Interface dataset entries
=-=-=-=-=

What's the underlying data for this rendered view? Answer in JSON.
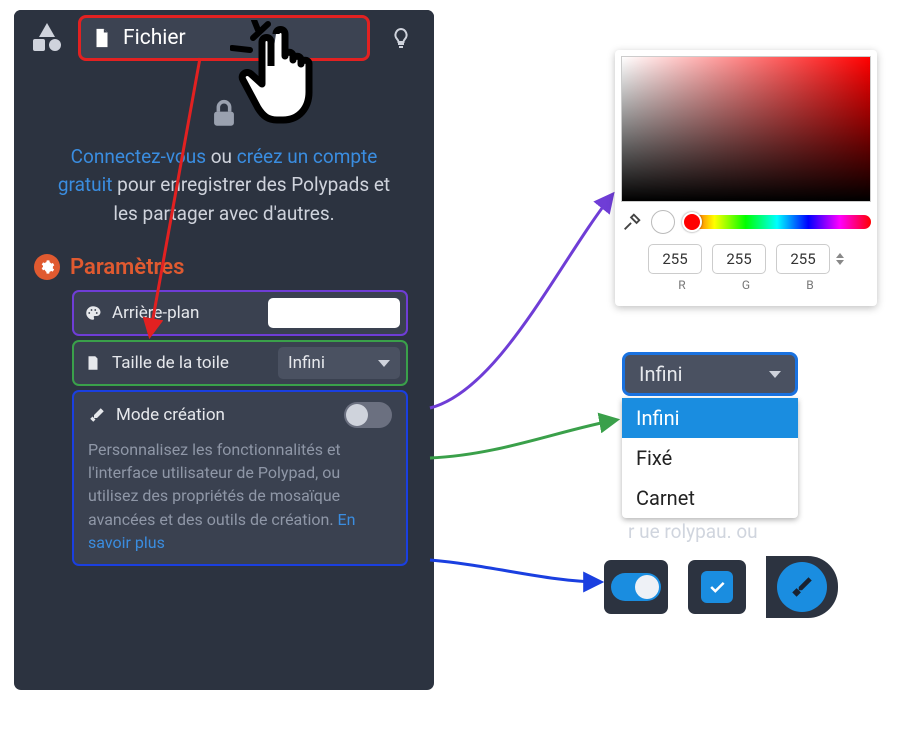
{
  "toolbar": {
    "file_label": "Fichier"
  },
  "signin": {
    "link_signin": "Connectez-vous",
    "txt_or": " ou ",
    "link_create": "créez un compte gratuit",
    "txt_rest": " pour enregistrer des Polypads et les partager avec d'autres."
  },
  "settings": {
    "heading": "Paramètres",
    "background": {
      "label": "Arrière-plan"
    },
    "canvas_size": {
      "label": "Taille de la toile",
      "value": "Infini"
    },
    "creation_mode": {
      "label": "Mode création",
      "description": "Personnalisez les fonctionnalités et l'interface utilisateur de Polypad, ou utilisez des propriétés de mosaïque avancées et des outils de création. ",
      "learn_more": "En savoir plus"
    }
  },
  "color_picker": {
    "r": "255",
    "g": "255",
    "b": "255",
    "r_label": "R",
    "g_label": "G",
    "b_label": "B"
  },
  "dropdown": {
    "selected": "Infini",
    "options": [
      "Infini",
      "Fixé",
      "Carnet"
    ],
    "trailing_text": "r ue rolypau. ou"
  }
}
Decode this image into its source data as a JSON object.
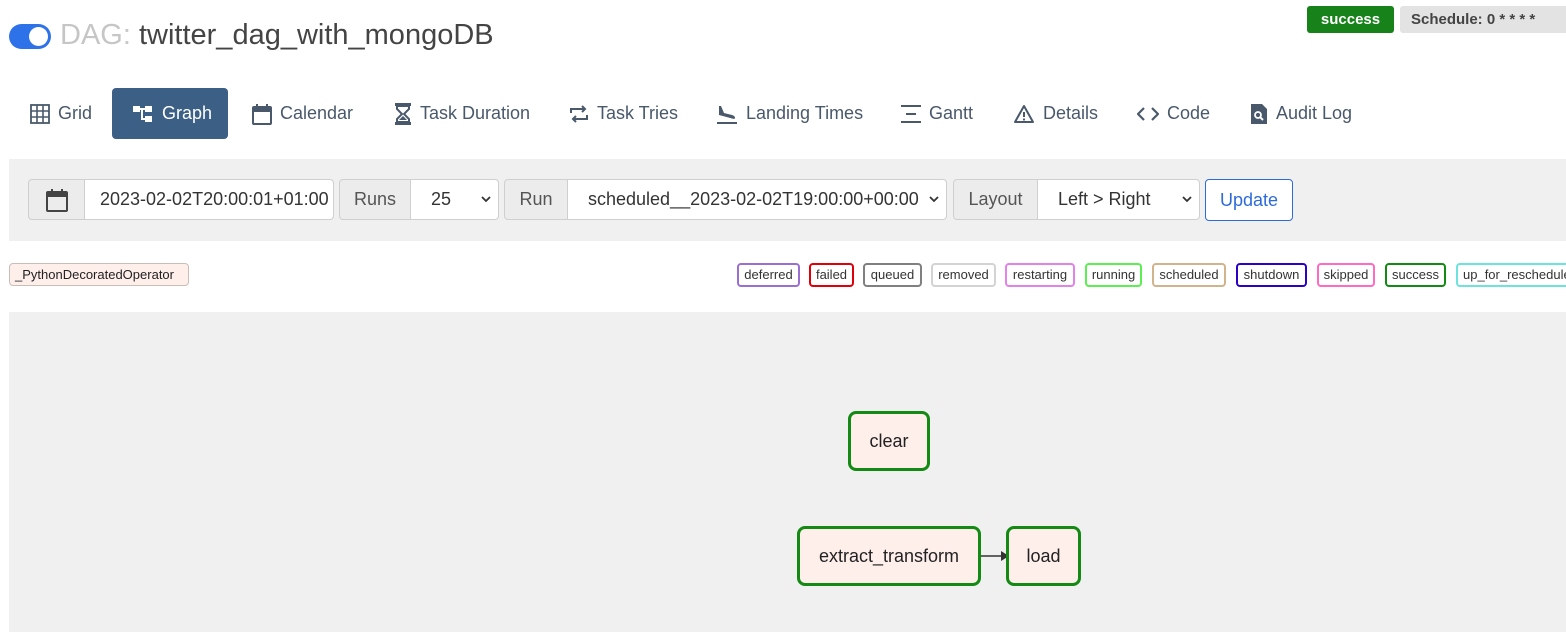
{
  "header": {
    "prefix": "DAG:",
    "dag_id": "twitter_dag_with_mongoDB",
    "status": "success",
    "schedule": "Schedule: 0 * * * *",
    "status_color": "#17821a"
  },
  "tabs": [
    {
      "label": "Grid",
      "icon": "grid-icon"
    },
    {
      "label": "Graph",
      "icon": "graph-icon",
      "active": true
    },
    {
      "label": "Calendar",
      "icon": "calendar-icon"
    },
    {
      "label": "Task Duration",
      "icon": "hourglass-icon"
    },
    {
      "label": "Task Tries",
      "icon": "retry-icon"
    },
    {
      "label": "Landing Times",
      "icon": "plane-landing-icon"
    },
    {
      "label": "Gantt",
      "icon": "gantt-icon"
    },
    {
      "label": "Details",
      "icon": "warning-icon"
    },
    {
      "label": "Code",
      "icon": "code-icon"
    },
    {
      "label": "Audit Log",
      "icon": "file-search-icon"
    }
  ],
  "controls": {
    "base_date": "2023-02-02T20:00:01+01:00",
    "runs_label": "Runs",
    "runs_value": "25",
    "run_label": "Run",
    "run_value": "scheduled__2023-02-02T19:00:00+00:00",
    "layout_label": "Layout",
    "layout_value": "Left > Right",
    "update_label": "Update"
  },
  "legend": {
    "operator": "_PythonDecoratedOperator",
    "operator_color": "#ffefeb",
    "states": [
      {
        "label": "deferred",
        "color": "#9a6fd1"
      },
      {
        "label": "failed",
        "color": "#e0000c"
      },
      {
        "label": "queued",
        "color": "#808080"
      },
      {
        "label": "removed",
        "color": "#d3d3d3"
      },
      {
        "label": "restarting",
        "color": "#e382e9"
      },
      {
        "label": "running",
        "color": "#5dee51"
      },
      {
        "label": "scheduled",
        "color": "#d2b48c"
      },
      {
        "label": "shutdown",
        "color": "#2b00c9"
      },
      {
        "label": "skipped",
        "color": "#ff6bc4"
      },
      {
        "label": "success",
        "color": "#138a14"
      },
      {
        "label": "up_for_reschedule",
        "color": "#6de2de"
      }
    ]
  },
  "graph": {
    "nodes": [
      {
        "id": "clear",
        "label": "clear"
      },
      {
        "id": "extract_transform",
        "label": "extract_transform"
      },
      {
        "id": "load",
        "label": "load"
      }
    ],
    "edges": [
      {
        "from": "extract_transform",
        "to": "load"
      }
    ]
  }
}
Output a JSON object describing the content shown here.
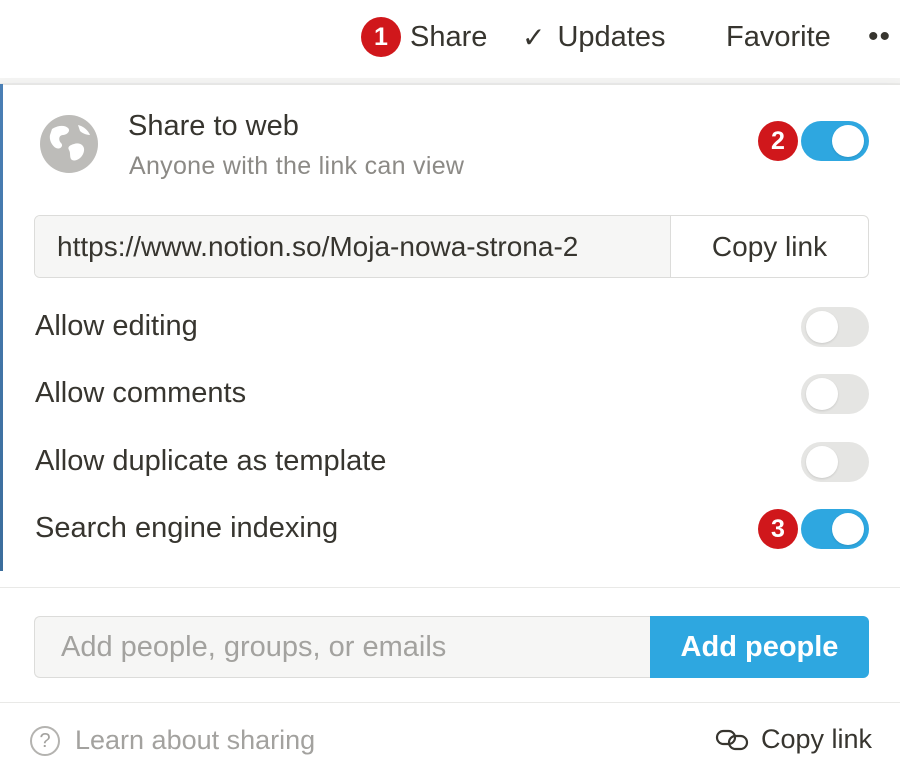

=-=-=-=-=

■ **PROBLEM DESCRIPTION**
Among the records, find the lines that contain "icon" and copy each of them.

■ **YOUR RESPONSE**
      "icon": "grid-icon"
      "icon": "graph-icon",
      "icon": "calendar-icon"
      "icon": "hourglass-icon"
      "icon": "retry-icon"
      "icon": "plane-landing-icon"
      "icon": "gantt-icon"
      "icon": "warning-icon"
      "icon": "code-icon"
      "icon": "file-search-icon"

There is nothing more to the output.